Look through the entries that follow and return each line that has the string "favicon".

------------------------------------

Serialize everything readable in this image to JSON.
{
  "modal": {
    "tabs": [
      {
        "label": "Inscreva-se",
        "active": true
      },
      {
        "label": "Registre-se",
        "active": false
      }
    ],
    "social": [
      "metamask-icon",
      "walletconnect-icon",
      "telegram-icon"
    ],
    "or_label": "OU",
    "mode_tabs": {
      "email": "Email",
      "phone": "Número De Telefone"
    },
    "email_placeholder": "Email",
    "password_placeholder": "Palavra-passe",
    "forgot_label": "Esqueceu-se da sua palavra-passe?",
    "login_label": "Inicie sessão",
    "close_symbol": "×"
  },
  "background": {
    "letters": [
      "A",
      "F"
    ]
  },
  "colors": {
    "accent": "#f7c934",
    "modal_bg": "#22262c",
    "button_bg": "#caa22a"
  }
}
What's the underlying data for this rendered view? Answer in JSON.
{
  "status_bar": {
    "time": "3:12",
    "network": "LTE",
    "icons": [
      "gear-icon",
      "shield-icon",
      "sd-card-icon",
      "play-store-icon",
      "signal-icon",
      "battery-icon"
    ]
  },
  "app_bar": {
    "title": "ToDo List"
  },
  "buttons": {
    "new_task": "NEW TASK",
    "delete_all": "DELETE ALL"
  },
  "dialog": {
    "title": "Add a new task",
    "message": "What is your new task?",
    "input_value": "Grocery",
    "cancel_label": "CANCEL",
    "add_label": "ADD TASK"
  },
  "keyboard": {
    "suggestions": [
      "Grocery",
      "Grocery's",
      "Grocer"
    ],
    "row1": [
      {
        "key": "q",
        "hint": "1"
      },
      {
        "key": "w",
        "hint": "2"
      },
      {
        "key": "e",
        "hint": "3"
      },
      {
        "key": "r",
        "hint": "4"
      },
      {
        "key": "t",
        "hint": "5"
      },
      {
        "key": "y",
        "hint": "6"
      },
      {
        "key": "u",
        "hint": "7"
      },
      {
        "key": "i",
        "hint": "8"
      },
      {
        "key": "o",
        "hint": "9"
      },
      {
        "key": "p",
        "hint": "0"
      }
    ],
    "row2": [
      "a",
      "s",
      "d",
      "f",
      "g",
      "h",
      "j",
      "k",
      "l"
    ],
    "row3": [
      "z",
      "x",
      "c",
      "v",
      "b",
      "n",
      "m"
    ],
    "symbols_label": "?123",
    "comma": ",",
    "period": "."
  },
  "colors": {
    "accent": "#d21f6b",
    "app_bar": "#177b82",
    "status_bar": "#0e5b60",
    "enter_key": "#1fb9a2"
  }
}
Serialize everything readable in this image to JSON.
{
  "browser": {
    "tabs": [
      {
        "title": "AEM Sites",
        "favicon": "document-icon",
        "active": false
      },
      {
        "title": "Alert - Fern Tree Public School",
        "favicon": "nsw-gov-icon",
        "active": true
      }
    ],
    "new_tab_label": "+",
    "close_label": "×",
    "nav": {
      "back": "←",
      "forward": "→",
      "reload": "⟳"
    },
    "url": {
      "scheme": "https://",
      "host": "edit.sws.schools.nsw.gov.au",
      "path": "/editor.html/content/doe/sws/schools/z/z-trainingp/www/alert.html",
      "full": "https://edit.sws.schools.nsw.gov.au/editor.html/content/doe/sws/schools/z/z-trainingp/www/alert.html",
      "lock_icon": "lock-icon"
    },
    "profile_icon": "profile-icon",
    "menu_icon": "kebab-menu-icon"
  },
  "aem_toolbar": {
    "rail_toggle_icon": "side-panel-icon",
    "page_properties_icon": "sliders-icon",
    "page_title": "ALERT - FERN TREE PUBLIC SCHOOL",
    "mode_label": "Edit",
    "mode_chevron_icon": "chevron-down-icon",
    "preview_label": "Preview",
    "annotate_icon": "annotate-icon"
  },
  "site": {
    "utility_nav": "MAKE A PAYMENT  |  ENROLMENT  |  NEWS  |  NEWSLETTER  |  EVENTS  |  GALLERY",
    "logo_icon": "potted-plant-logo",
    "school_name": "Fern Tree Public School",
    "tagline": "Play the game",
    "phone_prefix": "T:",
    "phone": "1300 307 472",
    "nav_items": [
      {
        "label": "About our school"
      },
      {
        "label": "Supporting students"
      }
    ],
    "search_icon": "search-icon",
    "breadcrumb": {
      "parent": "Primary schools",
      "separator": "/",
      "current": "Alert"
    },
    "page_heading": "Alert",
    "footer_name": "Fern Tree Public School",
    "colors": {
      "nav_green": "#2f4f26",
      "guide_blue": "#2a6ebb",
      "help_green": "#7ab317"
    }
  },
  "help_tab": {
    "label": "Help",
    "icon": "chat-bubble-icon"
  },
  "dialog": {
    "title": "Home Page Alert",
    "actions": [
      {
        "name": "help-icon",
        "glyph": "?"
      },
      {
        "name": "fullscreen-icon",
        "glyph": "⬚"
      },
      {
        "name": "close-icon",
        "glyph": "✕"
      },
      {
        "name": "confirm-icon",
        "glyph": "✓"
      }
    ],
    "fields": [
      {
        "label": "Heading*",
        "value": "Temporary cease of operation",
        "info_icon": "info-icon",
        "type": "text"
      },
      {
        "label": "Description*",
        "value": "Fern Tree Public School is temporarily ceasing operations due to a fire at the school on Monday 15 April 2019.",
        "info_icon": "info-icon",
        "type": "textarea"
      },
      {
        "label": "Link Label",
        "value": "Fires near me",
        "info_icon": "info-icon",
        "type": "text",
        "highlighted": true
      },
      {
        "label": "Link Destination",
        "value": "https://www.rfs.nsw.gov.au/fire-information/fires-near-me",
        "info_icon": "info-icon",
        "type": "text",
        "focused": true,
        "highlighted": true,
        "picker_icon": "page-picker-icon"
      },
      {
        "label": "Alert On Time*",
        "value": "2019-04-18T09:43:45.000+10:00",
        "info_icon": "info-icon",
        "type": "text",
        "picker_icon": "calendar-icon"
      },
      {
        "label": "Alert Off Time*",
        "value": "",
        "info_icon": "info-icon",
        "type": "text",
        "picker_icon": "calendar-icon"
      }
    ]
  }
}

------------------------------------

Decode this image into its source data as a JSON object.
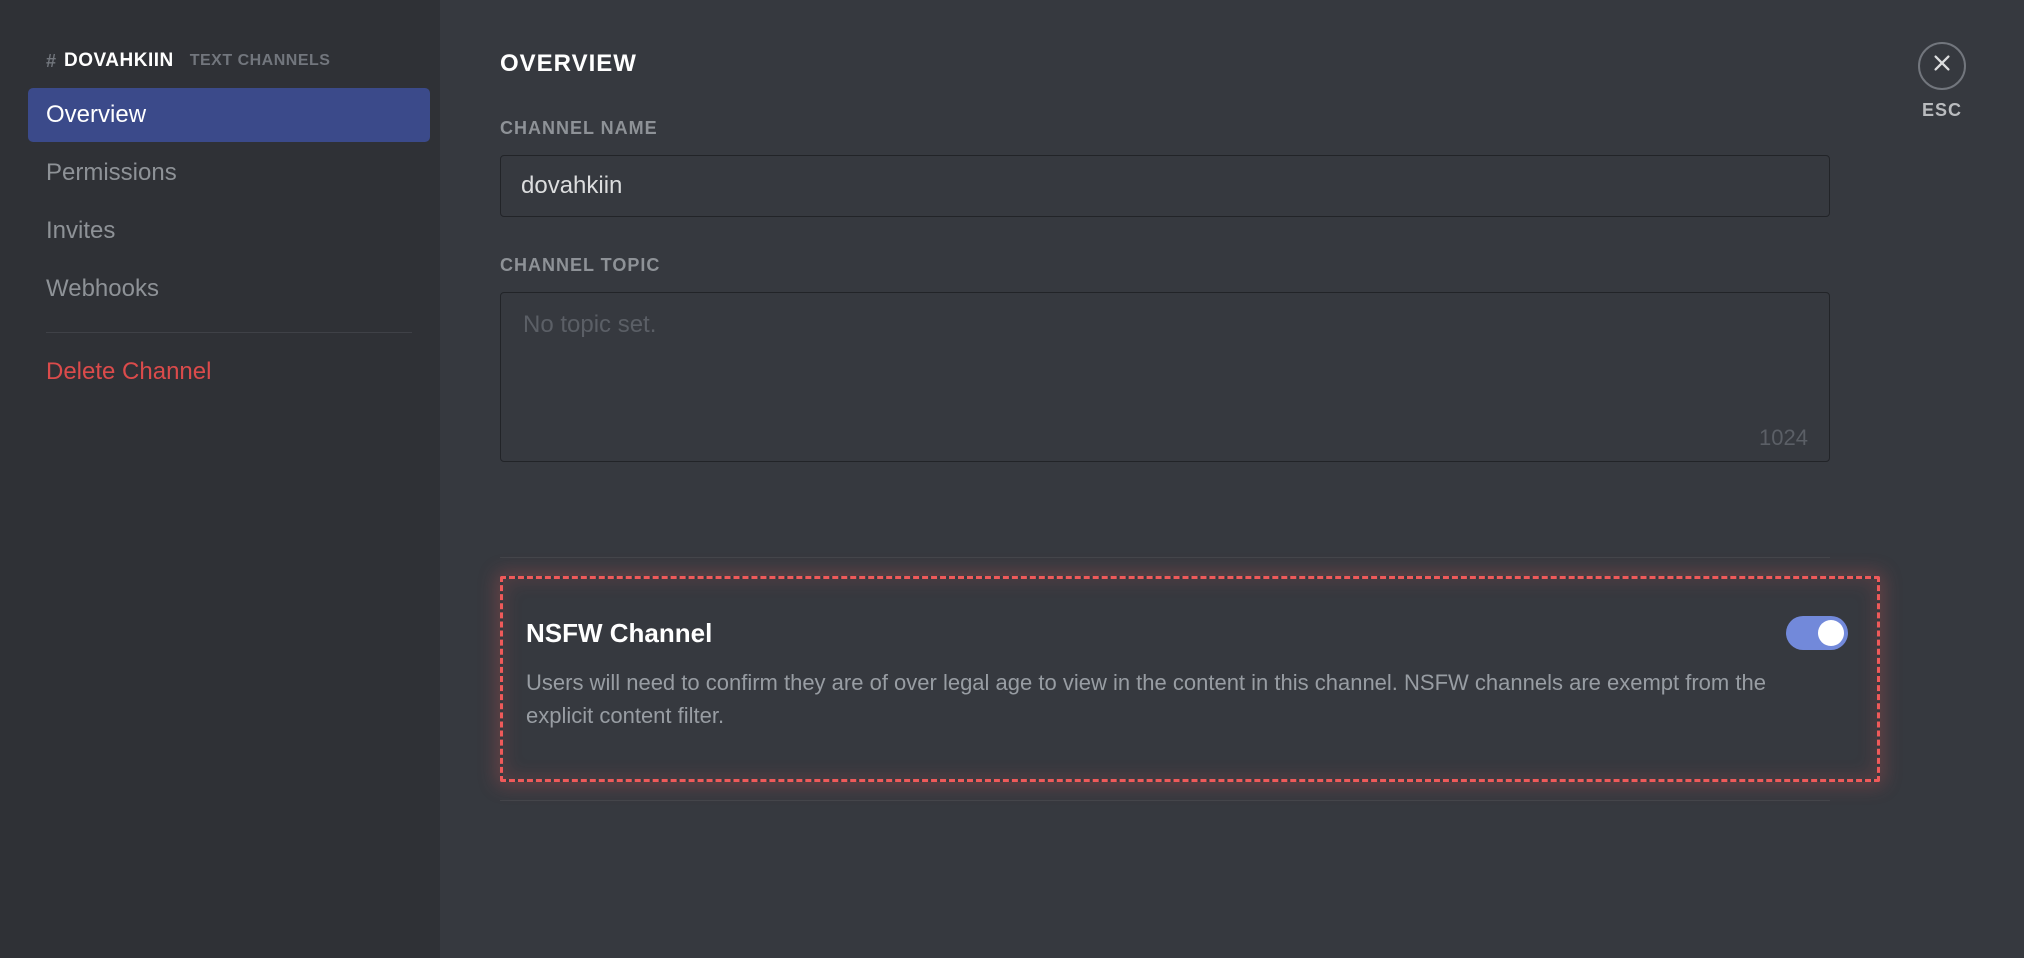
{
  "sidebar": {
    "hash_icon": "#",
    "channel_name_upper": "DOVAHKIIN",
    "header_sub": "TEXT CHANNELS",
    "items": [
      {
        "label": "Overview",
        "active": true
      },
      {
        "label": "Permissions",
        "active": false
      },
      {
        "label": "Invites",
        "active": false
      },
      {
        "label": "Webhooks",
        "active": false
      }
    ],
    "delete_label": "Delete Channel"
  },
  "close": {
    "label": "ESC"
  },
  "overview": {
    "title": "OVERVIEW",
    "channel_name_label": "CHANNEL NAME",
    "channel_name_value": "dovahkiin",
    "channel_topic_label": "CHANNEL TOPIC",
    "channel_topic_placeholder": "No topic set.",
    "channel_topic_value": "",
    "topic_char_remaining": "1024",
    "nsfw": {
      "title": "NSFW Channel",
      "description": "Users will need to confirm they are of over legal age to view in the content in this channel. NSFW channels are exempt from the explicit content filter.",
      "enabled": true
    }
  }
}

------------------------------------

### [Response box]
        "favicon": "document-icon",
        "favicon": "nsw-gov-icon",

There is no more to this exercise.